**What is expected:** Find every line below with the string "default" and pick it out.

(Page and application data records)
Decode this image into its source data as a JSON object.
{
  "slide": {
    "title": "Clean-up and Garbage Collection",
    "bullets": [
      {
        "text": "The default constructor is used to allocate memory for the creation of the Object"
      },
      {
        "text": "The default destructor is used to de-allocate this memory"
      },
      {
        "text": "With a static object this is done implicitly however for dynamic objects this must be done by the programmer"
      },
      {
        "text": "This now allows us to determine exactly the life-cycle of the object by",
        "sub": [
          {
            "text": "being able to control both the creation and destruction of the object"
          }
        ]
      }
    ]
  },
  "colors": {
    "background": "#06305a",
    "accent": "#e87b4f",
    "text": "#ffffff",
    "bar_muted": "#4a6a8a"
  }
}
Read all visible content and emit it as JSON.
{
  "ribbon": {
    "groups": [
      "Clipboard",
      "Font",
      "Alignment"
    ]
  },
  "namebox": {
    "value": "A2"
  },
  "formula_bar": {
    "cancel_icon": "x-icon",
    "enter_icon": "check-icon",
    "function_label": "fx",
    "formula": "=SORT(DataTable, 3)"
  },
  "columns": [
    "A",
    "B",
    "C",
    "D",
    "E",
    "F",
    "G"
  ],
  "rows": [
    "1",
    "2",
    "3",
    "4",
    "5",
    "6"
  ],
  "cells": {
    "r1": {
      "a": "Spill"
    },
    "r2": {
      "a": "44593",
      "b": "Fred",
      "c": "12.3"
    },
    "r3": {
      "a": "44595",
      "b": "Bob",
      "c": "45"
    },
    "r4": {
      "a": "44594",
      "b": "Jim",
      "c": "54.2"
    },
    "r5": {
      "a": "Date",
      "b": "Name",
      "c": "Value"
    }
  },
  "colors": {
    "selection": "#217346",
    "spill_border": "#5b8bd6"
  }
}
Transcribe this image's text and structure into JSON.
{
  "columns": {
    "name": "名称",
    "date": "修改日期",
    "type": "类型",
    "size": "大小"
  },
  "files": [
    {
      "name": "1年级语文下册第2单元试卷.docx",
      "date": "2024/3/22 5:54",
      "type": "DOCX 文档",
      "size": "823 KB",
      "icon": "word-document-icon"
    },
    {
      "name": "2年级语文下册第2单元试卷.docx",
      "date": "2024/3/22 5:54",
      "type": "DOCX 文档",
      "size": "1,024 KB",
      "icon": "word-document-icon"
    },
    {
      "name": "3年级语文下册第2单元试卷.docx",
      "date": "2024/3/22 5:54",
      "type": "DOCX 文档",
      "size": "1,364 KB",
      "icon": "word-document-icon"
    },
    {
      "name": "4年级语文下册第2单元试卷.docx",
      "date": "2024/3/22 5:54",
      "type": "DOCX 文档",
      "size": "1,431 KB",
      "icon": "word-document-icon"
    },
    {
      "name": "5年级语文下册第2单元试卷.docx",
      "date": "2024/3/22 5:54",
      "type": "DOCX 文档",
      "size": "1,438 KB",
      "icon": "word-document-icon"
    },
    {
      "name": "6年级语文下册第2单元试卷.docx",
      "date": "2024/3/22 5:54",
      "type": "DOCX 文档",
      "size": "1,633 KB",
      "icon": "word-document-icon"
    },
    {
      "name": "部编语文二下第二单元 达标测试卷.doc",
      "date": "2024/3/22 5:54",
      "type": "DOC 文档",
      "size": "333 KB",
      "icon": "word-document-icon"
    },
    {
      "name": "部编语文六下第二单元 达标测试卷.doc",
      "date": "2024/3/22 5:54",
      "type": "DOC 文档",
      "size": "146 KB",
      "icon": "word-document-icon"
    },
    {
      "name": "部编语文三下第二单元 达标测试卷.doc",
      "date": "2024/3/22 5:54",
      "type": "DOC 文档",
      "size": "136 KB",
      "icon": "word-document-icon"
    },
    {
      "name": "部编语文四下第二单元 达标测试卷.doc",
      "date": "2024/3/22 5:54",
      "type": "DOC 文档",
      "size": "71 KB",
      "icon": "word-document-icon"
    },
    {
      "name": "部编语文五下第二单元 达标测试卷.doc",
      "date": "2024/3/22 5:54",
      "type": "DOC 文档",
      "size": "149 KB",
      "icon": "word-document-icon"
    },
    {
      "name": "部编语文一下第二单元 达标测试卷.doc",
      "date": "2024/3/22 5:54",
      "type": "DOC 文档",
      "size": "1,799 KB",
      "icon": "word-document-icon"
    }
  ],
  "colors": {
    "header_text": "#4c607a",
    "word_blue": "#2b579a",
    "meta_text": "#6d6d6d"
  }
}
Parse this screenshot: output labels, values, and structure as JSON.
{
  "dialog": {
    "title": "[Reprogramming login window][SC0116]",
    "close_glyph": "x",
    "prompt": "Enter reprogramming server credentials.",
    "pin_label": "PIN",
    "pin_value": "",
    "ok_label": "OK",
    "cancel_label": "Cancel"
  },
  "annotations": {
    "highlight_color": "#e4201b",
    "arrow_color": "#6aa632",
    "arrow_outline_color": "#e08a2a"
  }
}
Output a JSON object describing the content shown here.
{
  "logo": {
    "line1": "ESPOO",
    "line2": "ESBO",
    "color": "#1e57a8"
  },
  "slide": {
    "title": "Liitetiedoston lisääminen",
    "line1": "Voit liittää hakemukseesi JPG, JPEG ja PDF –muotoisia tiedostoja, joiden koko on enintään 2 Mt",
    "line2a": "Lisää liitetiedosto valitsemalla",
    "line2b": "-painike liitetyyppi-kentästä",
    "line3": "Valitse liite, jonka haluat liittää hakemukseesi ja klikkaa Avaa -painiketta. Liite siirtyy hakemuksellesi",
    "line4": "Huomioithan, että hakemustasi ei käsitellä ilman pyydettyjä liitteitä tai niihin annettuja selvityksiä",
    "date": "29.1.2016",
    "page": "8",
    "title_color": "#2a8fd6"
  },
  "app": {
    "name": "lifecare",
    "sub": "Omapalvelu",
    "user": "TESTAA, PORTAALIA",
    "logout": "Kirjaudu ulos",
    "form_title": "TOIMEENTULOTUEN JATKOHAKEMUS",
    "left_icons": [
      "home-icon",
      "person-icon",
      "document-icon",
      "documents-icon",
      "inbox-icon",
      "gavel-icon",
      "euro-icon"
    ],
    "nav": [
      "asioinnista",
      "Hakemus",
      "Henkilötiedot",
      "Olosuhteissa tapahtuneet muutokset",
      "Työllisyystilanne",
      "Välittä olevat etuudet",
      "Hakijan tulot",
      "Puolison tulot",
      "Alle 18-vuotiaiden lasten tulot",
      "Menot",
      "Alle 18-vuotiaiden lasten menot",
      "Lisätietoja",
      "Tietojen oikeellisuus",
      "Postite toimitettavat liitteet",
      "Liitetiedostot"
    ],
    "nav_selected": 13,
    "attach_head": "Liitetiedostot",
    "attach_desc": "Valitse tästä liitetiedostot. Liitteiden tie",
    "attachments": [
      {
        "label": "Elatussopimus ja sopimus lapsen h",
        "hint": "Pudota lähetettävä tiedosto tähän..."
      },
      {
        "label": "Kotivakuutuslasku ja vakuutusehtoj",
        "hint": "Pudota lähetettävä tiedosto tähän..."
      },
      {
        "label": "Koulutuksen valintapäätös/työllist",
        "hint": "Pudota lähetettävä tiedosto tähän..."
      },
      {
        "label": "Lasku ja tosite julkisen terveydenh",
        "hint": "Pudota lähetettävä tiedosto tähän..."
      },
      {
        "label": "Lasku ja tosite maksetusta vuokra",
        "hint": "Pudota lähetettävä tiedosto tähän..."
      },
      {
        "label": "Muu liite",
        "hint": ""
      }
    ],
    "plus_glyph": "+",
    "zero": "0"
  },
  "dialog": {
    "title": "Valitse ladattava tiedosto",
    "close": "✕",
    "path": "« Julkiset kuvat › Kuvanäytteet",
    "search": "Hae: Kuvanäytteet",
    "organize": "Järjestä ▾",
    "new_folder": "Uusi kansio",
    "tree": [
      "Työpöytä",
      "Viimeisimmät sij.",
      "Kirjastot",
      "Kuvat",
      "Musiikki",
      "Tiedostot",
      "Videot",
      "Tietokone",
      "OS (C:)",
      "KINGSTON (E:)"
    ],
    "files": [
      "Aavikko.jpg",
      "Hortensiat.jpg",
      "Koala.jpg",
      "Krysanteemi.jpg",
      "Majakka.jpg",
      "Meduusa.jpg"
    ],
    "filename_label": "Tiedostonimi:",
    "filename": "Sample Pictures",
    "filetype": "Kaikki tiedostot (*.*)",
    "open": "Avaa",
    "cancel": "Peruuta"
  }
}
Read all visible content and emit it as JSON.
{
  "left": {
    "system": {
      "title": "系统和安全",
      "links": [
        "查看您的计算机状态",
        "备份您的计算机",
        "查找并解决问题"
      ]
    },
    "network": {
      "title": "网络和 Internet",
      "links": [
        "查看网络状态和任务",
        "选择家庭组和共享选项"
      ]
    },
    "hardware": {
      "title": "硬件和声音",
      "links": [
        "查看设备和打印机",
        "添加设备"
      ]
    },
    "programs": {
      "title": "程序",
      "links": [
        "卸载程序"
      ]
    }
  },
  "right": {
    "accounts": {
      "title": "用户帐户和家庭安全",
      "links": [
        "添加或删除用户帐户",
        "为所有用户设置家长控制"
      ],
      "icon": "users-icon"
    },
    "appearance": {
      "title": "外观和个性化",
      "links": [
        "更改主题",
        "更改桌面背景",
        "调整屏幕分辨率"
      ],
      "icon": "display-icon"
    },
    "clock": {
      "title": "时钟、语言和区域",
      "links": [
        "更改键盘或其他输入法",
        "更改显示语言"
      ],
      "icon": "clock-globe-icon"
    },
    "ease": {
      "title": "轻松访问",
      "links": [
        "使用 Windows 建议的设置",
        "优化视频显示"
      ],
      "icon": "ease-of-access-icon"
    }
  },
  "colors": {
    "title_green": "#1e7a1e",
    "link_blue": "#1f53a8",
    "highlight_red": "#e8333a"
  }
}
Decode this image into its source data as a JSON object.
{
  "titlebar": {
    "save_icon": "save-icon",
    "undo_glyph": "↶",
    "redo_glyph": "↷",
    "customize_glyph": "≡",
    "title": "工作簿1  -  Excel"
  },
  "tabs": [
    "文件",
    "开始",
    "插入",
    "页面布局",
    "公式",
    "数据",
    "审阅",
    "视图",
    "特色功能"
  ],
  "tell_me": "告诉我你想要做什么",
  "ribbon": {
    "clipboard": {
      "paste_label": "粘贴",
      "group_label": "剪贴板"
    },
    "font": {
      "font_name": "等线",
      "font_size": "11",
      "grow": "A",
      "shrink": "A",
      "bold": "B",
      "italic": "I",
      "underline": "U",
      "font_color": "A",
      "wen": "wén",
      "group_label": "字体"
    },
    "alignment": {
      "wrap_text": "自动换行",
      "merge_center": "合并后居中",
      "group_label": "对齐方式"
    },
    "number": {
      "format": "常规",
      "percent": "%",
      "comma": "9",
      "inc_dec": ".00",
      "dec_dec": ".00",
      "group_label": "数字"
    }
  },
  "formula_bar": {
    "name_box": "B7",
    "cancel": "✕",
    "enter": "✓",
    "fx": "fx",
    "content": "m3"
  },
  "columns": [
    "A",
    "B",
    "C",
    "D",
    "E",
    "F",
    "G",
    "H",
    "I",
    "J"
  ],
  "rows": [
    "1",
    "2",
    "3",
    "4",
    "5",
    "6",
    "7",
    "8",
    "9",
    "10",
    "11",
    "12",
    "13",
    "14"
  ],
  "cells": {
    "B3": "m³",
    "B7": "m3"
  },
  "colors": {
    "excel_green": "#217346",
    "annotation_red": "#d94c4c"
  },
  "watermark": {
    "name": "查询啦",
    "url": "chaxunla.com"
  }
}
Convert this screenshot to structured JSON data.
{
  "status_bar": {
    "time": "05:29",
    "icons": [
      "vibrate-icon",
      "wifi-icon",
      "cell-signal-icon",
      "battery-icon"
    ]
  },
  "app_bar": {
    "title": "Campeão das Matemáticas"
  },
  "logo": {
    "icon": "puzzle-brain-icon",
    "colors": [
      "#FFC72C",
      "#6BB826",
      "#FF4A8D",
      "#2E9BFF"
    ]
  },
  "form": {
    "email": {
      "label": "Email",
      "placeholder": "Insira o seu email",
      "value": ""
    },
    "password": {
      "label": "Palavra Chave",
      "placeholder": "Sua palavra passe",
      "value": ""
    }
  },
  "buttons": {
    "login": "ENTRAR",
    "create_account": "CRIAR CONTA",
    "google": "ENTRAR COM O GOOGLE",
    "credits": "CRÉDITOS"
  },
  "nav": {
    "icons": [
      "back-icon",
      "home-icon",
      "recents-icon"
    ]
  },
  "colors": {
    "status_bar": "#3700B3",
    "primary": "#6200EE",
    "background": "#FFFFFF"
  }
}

**Written answer:**
        "text": "The default constructor is used to allocate memory for the creation of the Object"
        "text": "The default destructor is used to de-allocate this memory"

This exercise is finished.